Read through the lines below for the string "Quốc" and copy each one that has it.

(Records from a data source)
+===+
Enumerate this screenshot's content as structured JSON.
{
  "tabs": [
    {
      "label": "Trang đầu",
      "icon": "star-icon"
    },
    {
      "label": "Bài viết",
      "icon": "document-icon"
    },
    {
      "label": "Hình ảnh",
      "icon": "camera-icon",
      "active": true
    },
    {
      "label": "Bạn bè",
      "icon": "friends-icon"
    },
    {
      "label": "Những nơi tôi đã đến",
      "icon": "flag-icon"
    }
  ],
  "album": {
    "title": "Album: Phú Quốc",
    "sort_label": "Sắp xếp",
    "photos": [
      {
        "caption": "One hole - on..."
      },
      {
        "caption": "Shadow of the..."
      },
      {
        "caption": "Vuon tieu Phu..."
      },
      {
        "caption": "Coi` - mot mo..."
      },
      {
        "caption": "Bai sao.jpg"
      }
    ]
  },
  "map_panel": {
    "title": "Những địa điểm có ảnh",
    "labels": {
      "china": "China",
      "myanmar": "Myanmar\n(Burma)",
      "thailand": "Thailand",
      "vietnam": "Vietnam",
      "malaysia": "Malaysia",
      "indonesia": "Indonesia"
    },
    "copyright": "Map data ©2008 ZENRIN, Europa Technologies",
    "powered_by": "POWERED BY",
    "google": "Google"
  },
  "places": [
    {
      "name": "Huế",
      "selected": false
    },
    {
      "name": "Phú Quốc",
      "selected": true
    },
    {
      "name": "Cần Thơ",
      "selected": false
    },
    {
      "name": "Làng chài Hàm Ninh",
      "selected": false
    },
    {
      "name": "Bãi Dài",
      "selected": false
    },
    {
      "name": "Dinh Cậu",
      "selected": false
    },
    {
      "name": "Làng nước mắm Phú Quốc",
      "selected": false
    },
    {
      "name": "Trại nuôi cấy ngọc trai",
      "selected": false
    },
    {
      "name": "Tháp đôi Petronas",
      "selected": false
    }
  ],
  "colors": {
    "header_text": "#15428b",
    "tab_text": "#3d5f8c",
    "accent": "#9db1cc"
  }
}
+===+
=== Response to this exercise ===
    "title": "Album: Phú Quốc",
      "name": "Phú Quốc",
      "name": "Làng nước mắm Phú Quốc",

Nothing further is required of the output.